February 7, 2011
Not long ago, HCC was awarded a grant from the NRCS Farm and Ranch Lands Protection Program (FRPP) for conserving a third phase of Storm Ranch. Many of Hill Country Conservancy’s followers and supporters know Storm Ranch as the largest conservation property in Hays County with majestic oaks, knobby hills, scenic vistas, and miles and miles of clean, clear streams throughout. However, even after completing two conservation easements on this gorgeous ranch, there’s still urgent work to be done to ensure the whole ranch is preserved for the benefit of present and future generations.
To date, through partnerships with the U.S. Fish and Wildlife Service, the City of Austin, the Houston Endowment, and LCRA, the Storm family and Hill Country Conservancy have protected over 3,500 acres of Storm Ranch. The conservation easement for Phase 3 will ensure that the water, wildlife and scenic beauty on an additional 350 acres of the ranch will remain healthy and intact. The easement will be purchased using FRPP grant funds, with a large part of the value to be generously donated by the Storms. Development will be limited to one home, agricultural structures and related improvements like roads and fences. As with other conservation easements, the family will remain as owners and operators of the ranch, taking care of the land just as they have for generations.
Scott Storm, speaking about the conservation easements on their place, has said:
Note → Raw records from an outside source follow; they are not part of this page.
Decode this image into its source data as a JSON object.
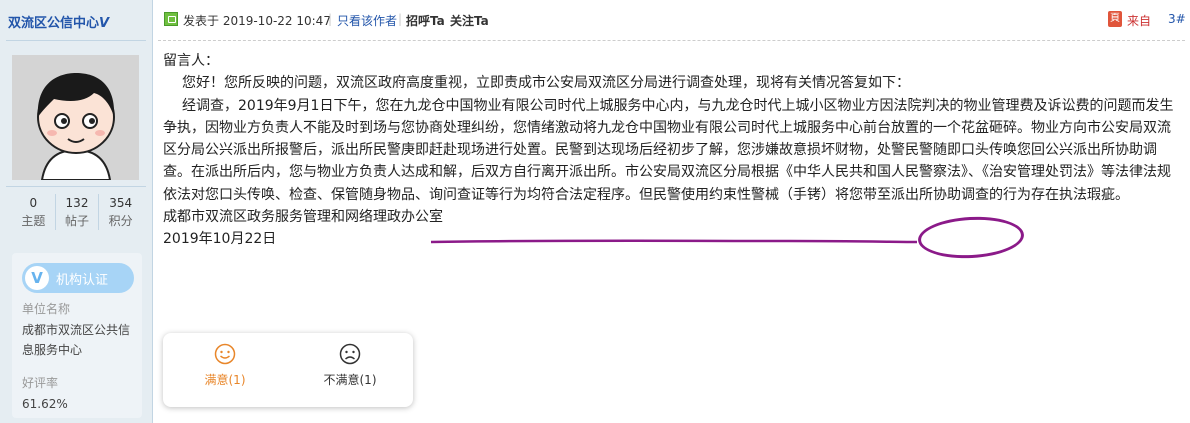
{
  "sidebar": {
    "username": "双流区公信中心",
    "username_badge": "V",
    "stats": [
      {
        "value": "0",
        "label": "主题"
      },
      {
        "value": "132",
        "label": "帖子"
      },
      {
        "value": "354",
        "label": "积分"
      }
    ],
    "cert_button": "机构认证",
    "cert_icon": "V",
    "unit_label": "单位名称",
    "unit_value": "成都市双流区公共信息服务中心",
    "rating_label": "好评率",
    "rating_value": "61.62%"
  },
  "header": {
    "posted": "发表于 2019-10-22 10:47",
    "author_only": "只看该作者",
    "greet": "招呼Ta",
    "follow": "关注Ta",
    "source_icon": "頁",
    "source": "来自",
    "floor": "3#"
  },
  "message": {
    "salutation": "留言人：",
    "para1": "您好！您所反映的问题，双流区政府高度重视，立即责成市公安局双流区分局进行调查处理，现将有关情况答复如下：",
    "para2": "经调查，2019年9月1日下午，您在九龙仓中国物业有限公司时代上城服务中心内，与九龙仓时代上城小区物业方因法院判决的物业管理费及诉讼费的问题而发生争执，因物业方负责人不能及时到场与您协商处理纠纷，您情绪激动将九龙仓中国物业有限公司时代上城服务中心前台放置的一个花盆砸碎。物业方向市公安局双流区分局公兴派出所报警后，派出所民警庚即赶赴现场进行处置。民警到达现场后经初步了解，您涉嫌故意损坏财物，处警民警随即口头传唤您回公兴派出所协助调查。在派出所后内，您与物业方负责人达成和解，后双方自行离开派出所。市公安局双流区分局根据《中华人民共和国人民警察法》、《治安管理处罚法》等法律法规依法对您口头传唤、检查、保管随身物品、询问查证等行为均符合法定程序。但民警使用约束性警械（手铐）将您带至派出所协助调查的行为存在执法瑕疵。",
    "signature": "成都市双流区政务服务管理和网络理政办公室",
    "date": "2019年10月22日"
  },
  "vote": {
    "satisfied": "满意(1)",
    "unsatisfied": "不满意(1)"
  },
  "colors": {
    "sidebar_bg": "#e5edf2",
    "link": "#2255aa",
    "annotation": "#8b1a89",
    "satisfied": "#e8862a"
  }
}
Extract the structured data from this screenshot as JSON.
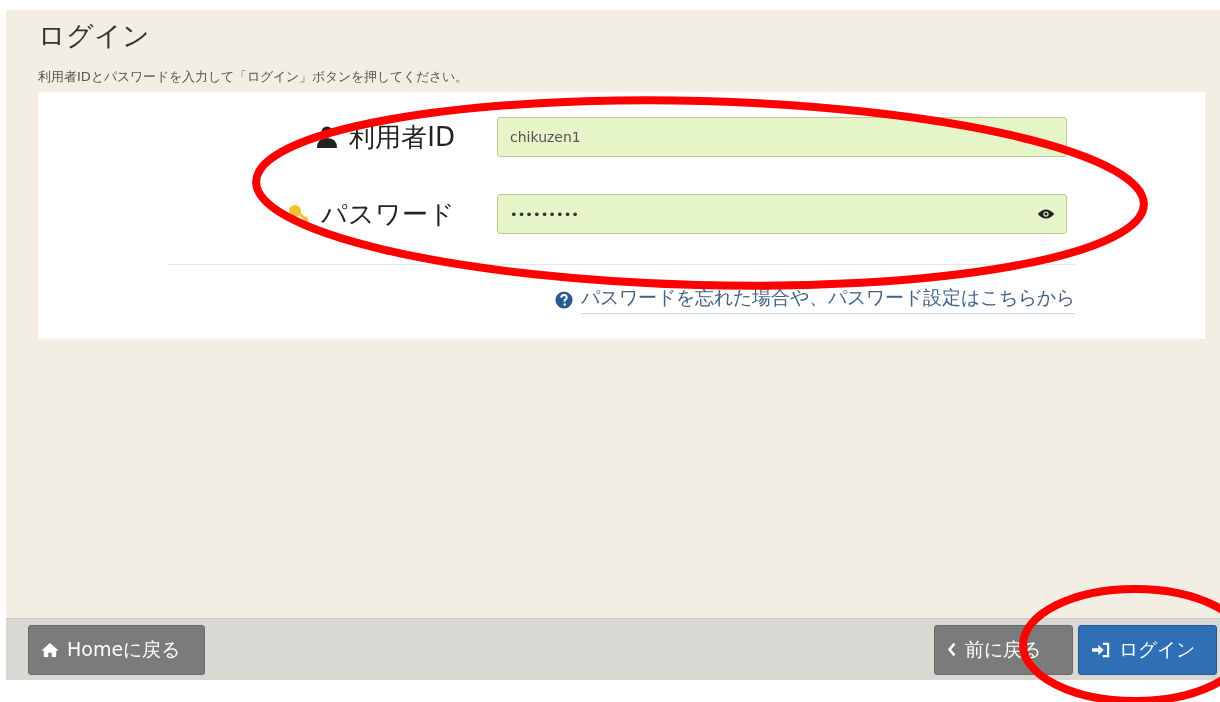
{
  "page": {
    "title": "ログイン",
    "instruction": "利用者IDとパスワードを入力して「ログイン」ボタンを押してください。"
  },
  "form": {
    "fields": [
      {
        "kind": "text",
        "label": "利用者ID",
        "value": "chikuzen1"
      },
      {
        "kind": "password",
        "label": "パスワード",
        "value": "•••••••••"
      }
    ],
    "help_link": "パスワードを忘れた場合や、パスワード設定はこちらから"
  },
  "footer": {
    "buttons": [
      {
        "kind": "home",
        "label": "Homeに戻る"
      },
      {
        "kind": "back",
        "label": "前に戻る"
      },
      {
        "kind": "login",
        "label": "ログイン"
      }
    ]
  },
  "annotations": [
    {
      "kind": "ellipse"
    },
    {
      "kind": "ellipse"
    }
  ]
}
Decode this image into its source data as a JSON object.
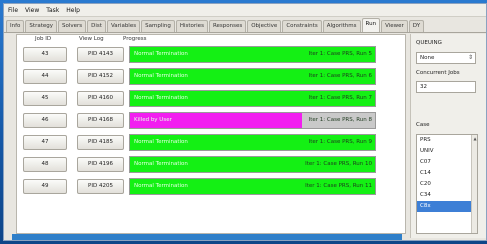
{
  "menu": [
    "File",
    "View",
    "Task",
    "Help"
  ],
  "tabs": [
    "Info",
    "Strategy",
    "Solvers",
    "Dist",
    "Variables",
    "Sampling",
    "Histories",
    "Responses",
    "Objective",
    "Constraints",
    "Algorithms",
    "Run",
    "Viewer",
    "DY"
  ],
  "active_tab": "Run",
  "columns": {
    "job_id": "Job ID",
    "view_log": "View Log",
    "progress": "Progress"
  },
  "jobs": [
    {
      "id": "43",
      "pid": "PID 4143",
      "status": "Normal Termination",
      "detail": "Iter 1: Case PRS, Run 5",
      "state": "normal",
      "progress": 1.0
    },
    {
      "id": "44",
      "pid": "PID 4152",
      "status": "Normal Termination",
      "detail": "Iter 1: Case PRS, Run 6",
      "state": "normal",
      "progress": 1.0
    },
    {
      "id": "45",
      "pid": "PID 4160",
      "status": "Normal Termination",
      "detail": "Iter 1: Case PRS, Run 7",
      "state": "normal",
      "progress": 1.0
    },
    {
      "id": "46",
      "pid": "PID 4168",
      "status": "Killed by User",
      "detail": "Iter 1: Case PRS, Run 8",
      "state": "killed",
      "progress": 0.7
    },
    {
      "id": "47",
      "pid": "PID 4185",
      "status": "Normal Termination",
      "detail": "Iter 1: Case PRS, Run 9",
      "state": "normal",
      "progress": 1.0
    },
    {
      "id": "48",
      "pid": "PID 4196",
      "status": "Normal Termination",
      "detail": "Iter 1: Case PRS, Run 10",
      "state": "normal",
      "progress": 1.0
    },
    {
      "id": "49",
      "pid": "PID 4205",
      "status": "Normal Termination",
      "detail": "Iter 1: Case PRS, Run 11",
      "state": "normal",
      "progress": 1.0
    }
  ],
  "colors": {
    "normal": "#14f014",
    "killed": "#f21ef0"
  },
  "side": {
    "queuing_label": "QUEUING",
    "queuing_value": "None",
    "concurrent_label": "Concurrent Jobs",
    "concurrent_value": "32",
    "case_label": "Case",
    "cases": [
      "PRS",
      "UNIV",
      "C07",
      "C14",
      "C20",
      "C34",
      "C8x"
    ],
    "selected_case": "C8x"
  }
}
“I knew some of the people who had been working on (a conservation easement). So I called one of them up, and he explained how that had worked out for him with his ranch. And he said, ‘Well, I don’t know what your plans are, but if you really just want to hold on to your ranch, and just keep doing what you’re doing, there’s just not a better idea in the world.’ So that got our attention pretty quick. And one thing led to another, we started working with George and HCC, …. Basically it’s the only reason why we are here right now. And still in one piece instead of a whole bunch of little fragments, with us living in a condo downtown, I guess.”
Storm Ranch is one of many old ranches in the eastern part of the Texas Hill Country – near the I-35 corridor – at risk of being developed due to escalating property values. In time, high property values can mean a big estate tax bill, and families are often left with few options other than to sell their land. By giving up some of their unused development rights through the conservation easement, the Storms are able to receive some financial compensation, deduct some of their income taxes and reduce the value of their estate. All these factors work together to help them keep their land. That benefits all of us, because large sensitive tracts of land like the Storm Ranch are important for providing clean water and air to the people and wildlife in the watershed and the greater region.
There is no better time to conserve land in the Hill Country. Click here to find out how you can help.
Are there any volunteer opportunities at the ranch? I live nearby and would love to help out here.
It's nice to know there's still pristine places like that around. Throw in some horseback riding tours and it would be quite the experience.
Hi there, just had to stop by and say I love your photos of this place! I was rehcsreaing a little on it to see if the hubby and I should check it out next weekend and I think we definitely will Looking forward to bringing my camera! Your shots (and blog as well) are lovely